Under the grant provision, the city will provide the owners up to 80 per cent of the increase in municipality taxes on the property. The city will begin collecting the taxes in the ninth year. The city will retain about 20 per cent of the municipal tax increment, or about $27,353.59 a year for ten years.
A phase two environmental site assessment was conducted on the 1.03 hectare property between September 2011 and February 2012 by a consultant hired by the developers, revealing about 9,900 tonnes of soil will have to be removed and disposed. Bore hole testing found soil with metals are consistent with a former underground storage tank buried in the ground. In addition, polyaromatic hydrocarbons and heavy metals were found in two separate areas of the property, and benzene was located in groundwater on the northeast side of the site, stated the city’s report to the government issues committee.
The removal and disposal of the soil is estimated to coast about $853,000.
Last July, councillors agreed to an Official Plan and zoning bylaw amendments on the property allowing for a 93-square-meter restaurant, and 300-square-meters of office space.
The developers have stated previously they may have a dairy bar in homage to the former Stoney Creek Dairy, located on the ground floor level of the facility.
In addition, on the Passmore property, owned by Alex Kepecs, councillors approved a $20 million, five-storey, 129-unit retirement facility with eight townhouse units. The Passmore property doesn’t need any environmental remediation.
TheKing Streetproperty is owned by three individuals, Bernard Dejonge, Marinus Dejonge Jr. and Loren Goldstein.
Area residents have expressed concerns about the height, traffic, and parking issues the development will draw to their neighbourhood. The developers have compromised on the height of the building, dropping it from six storeys to five.
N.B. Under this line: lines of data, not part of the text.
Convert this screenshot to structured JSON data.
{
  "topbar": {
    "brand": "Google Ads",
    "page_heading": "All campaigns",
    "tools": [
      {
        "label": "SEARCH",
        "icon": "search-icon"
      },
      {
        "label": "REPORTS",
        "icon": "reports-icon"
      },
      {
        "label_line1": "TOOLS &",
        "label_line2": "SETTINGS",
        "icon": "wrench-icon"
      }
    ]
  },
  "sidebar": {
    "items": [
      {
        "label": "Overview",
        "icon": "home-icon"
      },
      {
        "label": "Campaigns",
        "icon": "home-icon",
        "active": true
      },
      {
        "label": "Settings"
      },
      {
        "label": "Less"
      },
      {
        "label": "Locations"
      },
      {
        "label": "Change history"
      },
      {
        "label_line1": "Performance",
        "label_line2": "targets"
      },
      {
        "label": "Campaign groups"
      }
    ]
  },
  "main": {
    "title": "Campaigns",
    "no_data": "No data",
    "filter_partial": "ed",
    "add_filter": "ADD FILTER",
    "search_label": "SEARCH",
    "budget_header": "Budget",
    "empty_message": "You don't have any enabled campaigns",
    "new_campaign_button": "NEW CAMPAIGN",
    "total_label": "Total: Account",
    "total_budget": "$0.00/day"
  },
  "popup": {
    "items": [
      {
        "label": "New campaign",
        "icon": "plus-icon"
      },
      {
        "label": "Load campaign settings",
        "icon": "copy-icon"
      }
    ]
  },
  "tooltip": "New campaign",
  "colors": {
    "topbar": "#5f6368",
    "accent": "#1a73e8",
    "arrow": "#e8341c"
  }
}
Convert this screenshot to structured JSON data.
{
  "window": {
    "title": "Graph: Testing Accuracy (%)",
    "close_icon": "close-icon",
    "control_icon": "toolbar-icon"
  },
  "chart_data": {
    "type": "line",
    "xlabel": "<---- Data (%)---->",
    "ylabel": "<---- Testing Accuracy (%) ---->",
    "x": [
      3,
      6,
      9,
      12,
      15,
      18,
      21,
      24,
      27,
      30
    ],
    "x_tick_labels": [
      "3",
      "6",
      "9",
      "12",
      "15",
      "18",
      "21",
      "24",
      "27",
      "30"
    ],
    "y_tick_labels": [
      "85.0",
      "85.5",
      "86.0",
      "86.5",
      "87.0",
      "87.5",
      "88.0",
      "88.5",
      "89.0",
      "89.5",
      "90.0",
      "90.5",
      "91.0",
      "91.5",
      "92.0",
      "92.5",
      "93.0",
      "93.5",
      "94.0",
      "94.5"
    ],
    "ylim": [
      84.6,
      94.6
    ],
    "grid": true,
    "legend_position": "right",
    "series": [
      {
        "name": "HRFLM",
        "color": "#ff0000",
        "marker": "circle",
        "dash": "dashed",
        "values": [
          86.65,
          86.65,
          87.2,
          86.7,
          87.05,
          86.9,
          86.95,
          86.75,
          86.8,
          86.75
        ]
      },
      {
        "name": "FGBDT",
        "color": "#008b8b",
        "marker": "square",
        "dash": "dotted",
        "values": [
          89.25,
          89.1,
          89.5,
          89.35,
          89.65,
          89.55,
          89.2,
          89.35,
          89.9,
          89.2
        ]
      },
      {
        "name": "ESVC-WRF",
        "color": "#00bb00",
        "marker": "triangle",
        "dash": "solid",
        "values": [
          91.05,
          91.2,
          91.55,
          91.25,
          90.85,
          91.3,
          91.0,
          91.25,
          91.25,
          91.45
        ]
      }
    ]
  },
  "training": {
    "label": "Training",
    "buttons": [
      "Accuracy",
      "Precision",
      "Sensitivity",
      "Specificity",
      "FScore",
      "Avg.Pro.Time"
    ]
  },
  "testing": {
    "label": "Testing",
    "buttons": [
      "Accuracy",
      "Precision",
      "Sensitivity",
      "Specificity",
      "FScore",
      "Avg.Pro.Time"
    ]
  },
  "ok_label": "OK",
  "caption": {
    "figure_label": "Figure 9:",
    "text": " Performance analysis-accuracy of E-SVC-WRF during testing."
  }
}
The Ontario Municipal Board, Stoney Creek councillor Brad Clark has indicated, could have increased the height up to eight storeys if an appeal had been made.
Entrances and a loading area are still planned for King Street East, and sidewalks are proposed around the facility for seniors.
Clarkhad also urged the developers to consult with the neighbourhood, including participating in a community liaison committee so homeowners would have some input into the re-development plans.
The assessment value of the properties onKing Street Eastwas just over $2 million, while the land with the single-family dwelling on Passmore was assessed in 2012 as $194,000. Taxes for the two properties last year was $73,331. Once the property is re-developed, city staff estimates the market value assessment will jump to $17 million, providing $219,630 in taxes to the city, an annual hike of about $136,767.